Musicians gather online for workshops and gala performances

Allison Au is one of the composers and performers taking part in the Canadian Jazz Summit.

Jazz Winnipeg and the University of Manitoba’s (U of M) Desautels Faculty of Music have been hard at work planning the Canadian Jazz Summit.

The summit, held virtually due to the Omicron wave of COVID-19, will have workshops hosted by award-winning jazz professionals Jodi Proznick, Allison Au and Brad Turner. It will also include a virtual concert from Feb. 4 to 5.

Both Au and Turner will have music they have written performed by U of M students. Au is a Juno award-winning saxophonist, composer and arranger based in Toronto, while Turner is a Juno-winning trumpeter, pianist and composer who currently teaches at Capilano University in North Vancouver.

“Originally, I was scheduled to come in person along with Brad Turner, and we were to host several workshops and then do a gala performance on the final evening,” Au says. “But because of Omicron, everyone’s just trying to play it safe.”

During the planned gala performance, musicians from the U of M were originally going to perform music written by Au and Turner. Instead, they performed and recorded the music so it could be streamed online.

“I was really disappointed that I couldn’t play the music with them. I was really looking forward to that,” Turner says.

On the brighter side, Turner and Au will offer one virtual workshop for summit participants free of charge. The workshops will explore “elements of jazz history, composition, conducting and performance and will be led by masters in the field.”

While both Au and Turner say the pandemic has hit musicians hard with a lack of live events, they’ve found ways to keep their spirits high until things open up again.

“When you get out of school and you start working professionally and teaching, life creeps in, and you don’t have as much time,” Turner says.

“When things all shut down, I was able to get back to work and do things that I’ve been kind of missing being able to do on a regular basis for a long time. I am working on the musicianship on the instruments that I play (and) practicing a lot.”

Au also spent a lot of time practicing, but she took time to read and “noodle around” on her keyboard.

“I’ve just been trying to find inspiration within myself. I have started taking some saxophone lessons myself with a musician in New York who I find really inspiring, so that’s really helped just kind of keep my spirits high, and it keeps me hungry for new material,” she says.

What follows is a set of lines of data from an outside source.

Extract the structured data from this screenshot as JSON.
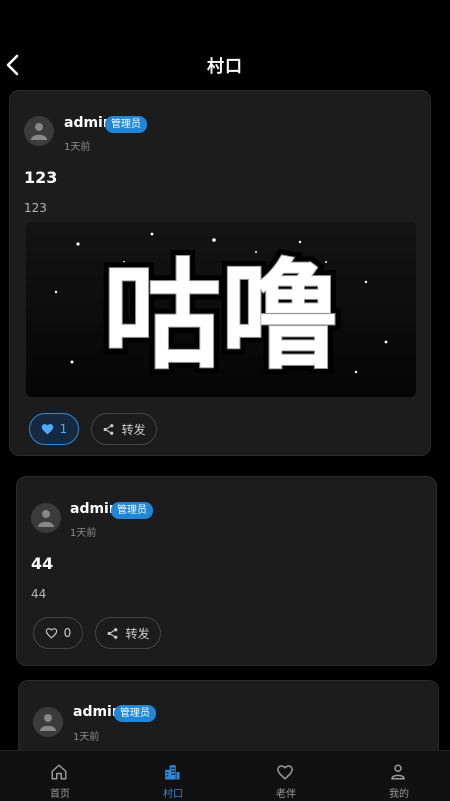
{
  "header": {
    "title": "村口"
  },
  "posts": [
    {
      "username": "admin",
      "badge": "管理员",
      "time": "1天前",
      "title": "123",
      "body": "123",
      "image_text": "咕噜",
      "like_count": "1",
      "liked": true,
      "share_label": "转发"
    },
    {
      "username": "admin",
      "badge": "管理员",
      "time": "1天前",
      "title": "44",
      "body": "44",
      "like_count": "0",
      "liked": false,
      "share_label": "转发"
    },
    {
      "username": "admin",
      "badge": "管理员",
      "time": "1天前"
    }
  ],
  "tabbar": {
    "items": [
      {
        "label": "首页",
        "icon": "home-icon",
        "active": false
      },
      {
        "label": "村口",
        "icon": "building-icon",
        "active": true
      },
      {
        "label": "老伴",
        "icon": "heart-icon",
        "active": false
      },
      {
        "label": "我的",
        "icon": "user-icon",
        "active": false
      }
    ]
  },
  "colors": {
    "accent": "#2a8ae0",
    "badge": "#1f86d8",
    "card": "#1c1c1c",
    "background": "#000000"
  }
}
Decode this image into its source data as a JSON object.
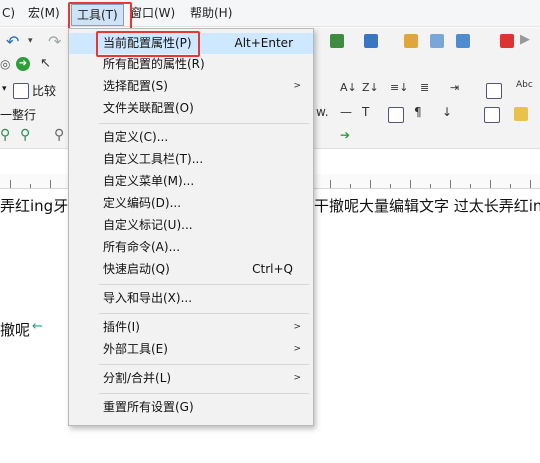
{
  "menubar": {
    "items": [
      {
        "label": "C)"
      },
      {
        "label": "宏(M)"
      },
      {
        "label": "工具(T)"
      },
      {
        "label": "窗口(W)"
      },
      {
        "label": "帮助(H)"
      }
    ]
  },
  "toolbar": {
    "compare_label": "比较",
    "row_label": "一整行"
  },
  "editor": {
    "line1_left": "弄红ing牙扌",
    "line1_right": "干撤呢大量编辑文字 过太长弄红in",
    "line2": "撤呢",
    "line2_mark": "←"
  },
  "menu": {
    "items": [
      {
        "label": "当前配置属性(P)",
        "shortcut": "Alt+Enter",
        "arrow": ""
      },
      {
        "label": "所有配置的属性(R)",
        "shortcut": "",
        "arrow": ""
      },
      {
        "label": "选择配置(S)",
        "shortcut": "",
        "arrow": ">"
      },
      {
        "label": "文件关联配置(O)",
        "shortcut": "",
        "arrow": ""
      },
      {
        "label": "自定义(C)...",
        "shortcut": "",
        "arrow": ""
      },
      {
        "label": "自定义工具栏(T)...",
        "shortcut": "",
        "arrow": ""
      },
      {
        "label": "自定义菜单(M)...",
        "shortcut": "",
        "arrow": ""
      },
      {
        "label": "定义编码(D)...",
        "shortcut": "",
        "arrow": ""
      },
      {
        "label": "自定义标记(U)...",
        "shortcut": "",
        "arrow": ""
      },
      {
        "label": "所有命令(A)...",
        "shortcut": "",
        "arrow": ""
      },
      {
        "label": "快速启动(Q)",
        "shortcut": "Ctrl+Q",
        "arrow": ""
      },
      {
        "label": "导入和导出(X)...",
        "shortcut": "",
        "arrow": ""
      },
      {
        "label": "插件(I)",
        "shortcut": "",
        "arrow": ">"
      },
      {
        "label": "外部工具(E)",
        "shortcut": "",
        "arrow": ">"
      },
      {
        "label": "分割/合并(L)",
        "shortcut": "",
        "arrow": ">"
      },
      {
        "label": "重置所有设置(G)",
        "shortcut": "",
        "arrow": ""
      }
    ]
  },
  "colors": {
    "highlight_border": "#e53935",
    "menu_bg": "#f2f2f2",
    "active_menu_bg": "#cfe3f7"
  }
}
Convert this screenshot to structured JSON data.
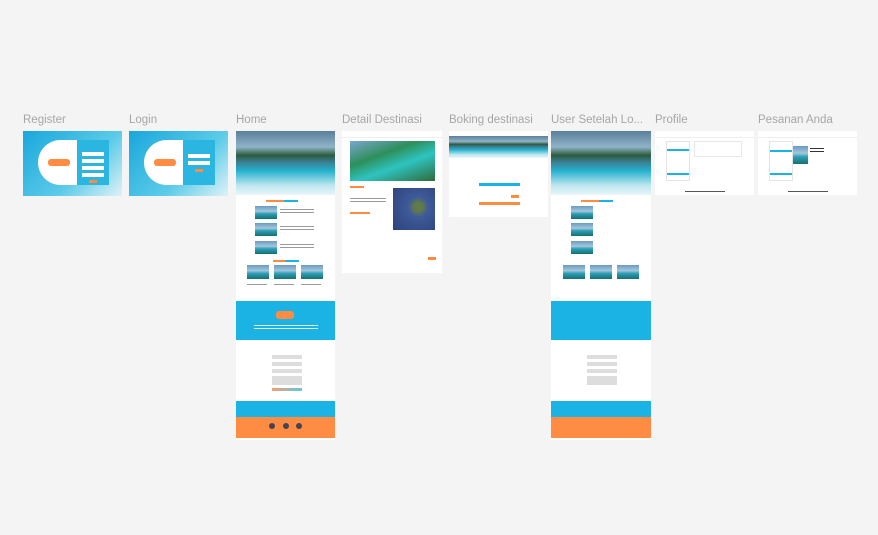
{
  "frames": [
    {
      "label": "Register"
    },
    {
      "label": "Login"
    },
    {
      "label": "Home"
    },
    {
      "label": "Detail Destinasi"
    },
    {
      "label": "Boking destinasi"
    },
    {
      "label": "User Setelah Lo..."
    },
    {
      "label": "Profile"
    },
    {
      "label": "Pesanan Anda"
    }
  ],
  "colors": {
    "canvas": "#f4f4f4",
    "accent_blue": "#1ab3e3",
    "accent_orange": "#ff8c42"
  }
}
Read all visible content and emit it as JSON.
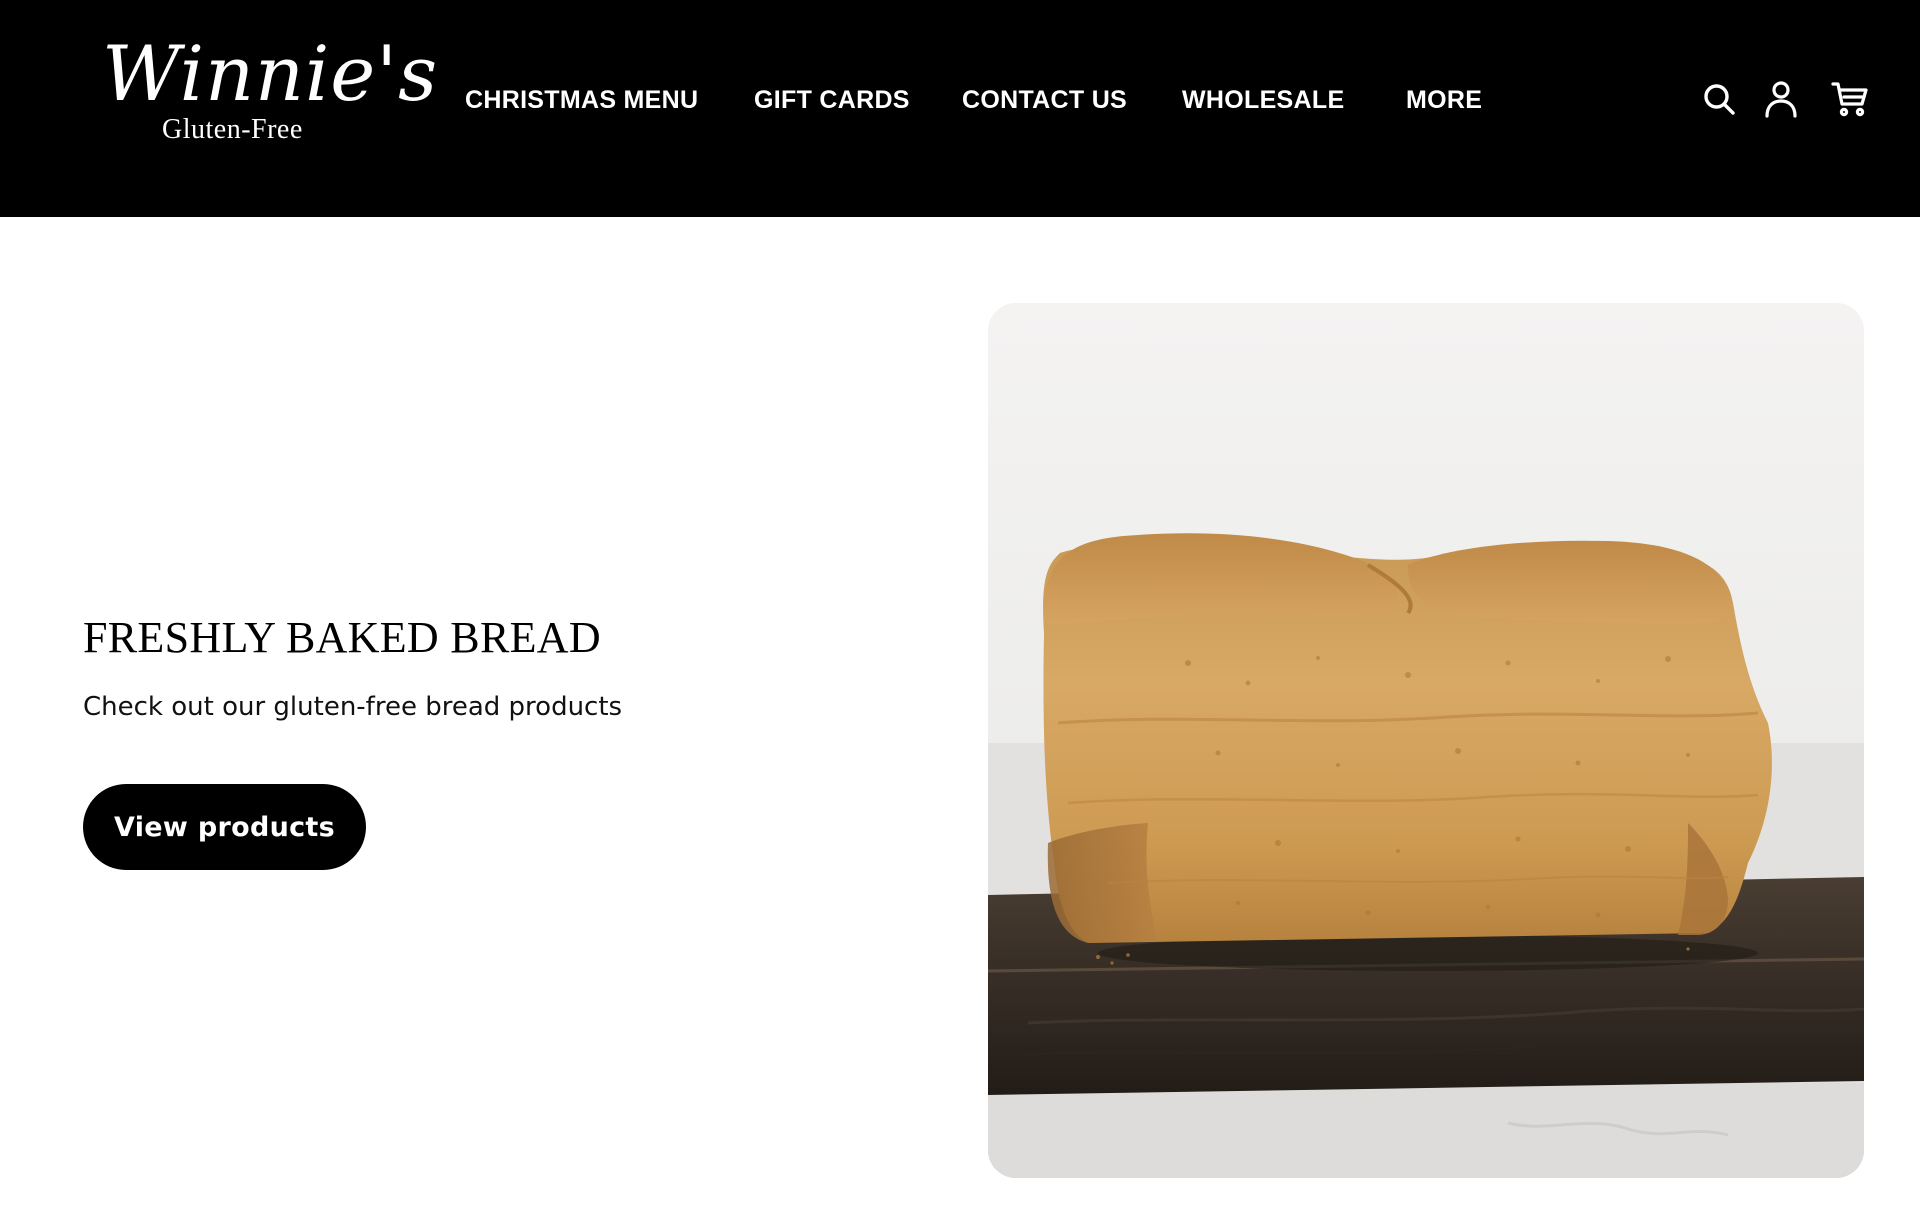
{
  "brand": {
    "logo_script": "Winnie's",
    "logo_sub": "Gluten-Free"
  },
  "nav": {
    "items": [
      {
        "label": "CHRISTMAS MENU"
      },
      {
        "label": "GIFT CARDS"
      },
      {
        "label": "CONTACT US"
      },
      {
        "label": "WHOLESALE"
      },
      {
        "label": "MORE"
      }
    ]
  },
  "header_icons": [
    "search-icon",
    "account-icon",
    "cart-icon"
  ],
  "hero": {
    "title": "FRESHLY BAKED BREAD",
    "subtitle": "Check out our gluten-free bread products",
    "button_label": "View products"
  },
  "colors": {
    "header_bg": "#000000",
    "header_text": "#ffffff",
    "page_bg": "#ffffff",
    "button_bg": "#000000",
    "button_text": "#ffffff"
  }
}
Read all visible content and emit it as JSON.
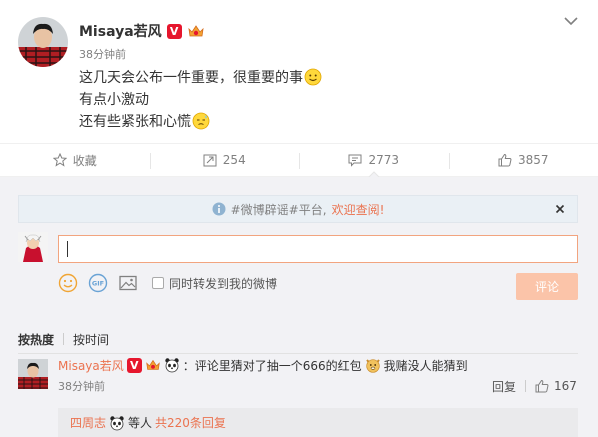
{
  "post": {
    "author": "Misaya若风",
    "verified_badge": "V",
    "time": "38分钟前",
    "lines": [
      "这几天会公布一件重要，很重要的事",
      "有点小激动",
      "还有些紧张和心慌"
    ],
    "line_emojis": [
      "smile-emoji",
      "none",
      "sweat-emoji"
    ]
  },
  "actions": {
    "favorite": {
      "label": "收藏",
      "icon": "star-icon"
    },
    "repost": {
      "count": "254",
      "icon": "repost-icon"
    },
    "comment": {
      "count": "2773",
      "icon": "comment-icon"
    },
    "like": {
      "count": "3857",
      "icon": "thumbs-up-icon"
    }
  },
  "comment_box": {
    "notice_text": "#微博辟谣#平台,",
    "notice_link": "欢迎查阅!",
    "input_value": "",
    "forward_label": "同时转发到我的微博",
    "submit_label": "评论"
  },
  "sort": {
    "active": "按热度",
    "other": "按时间"
  },
  "top_comment": {
    "author": "Misaya若风",
    "text_part1": "：评论里猜对了抽一个666的红包",
    "text_part2": "我赌没人能猜到",
    "time": "38分钟前",
    "reply_label": "回复",
    "like_count": "167"
  },
  "sub_reply": {
    "author": "四周志",
    "text": "等人",
    "count_text": "共220条回复"
  },
  "colors": {
    "accent": "#eb7350",
    "verified_red": "#e6162d",
    "submit_disabled": "#fbc4a9",
    "panel_bg": "#f2f2f5"
  }
}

One thing Au misses most is the community aspect of the music she plays.

“I think music is a way to connect with people,” Au says. “And now it’s become more of like a pursuit of community for me, in terms of the collaboration that’s involved in bringing a piece of music to life and then ultimately sharing it with an audience. That process has become really valuable to me and being able to connect with other musicians and listeners.” For more information and access to the virtual workshops and gala, visit Jazz Winnipeg’s Eventbrite site at bit.ly/32P8uEK. Tickets to the gala are $11.62.

Published in Volume 76, Number 16 of The Uniter (February 3, 2022)

Related Reads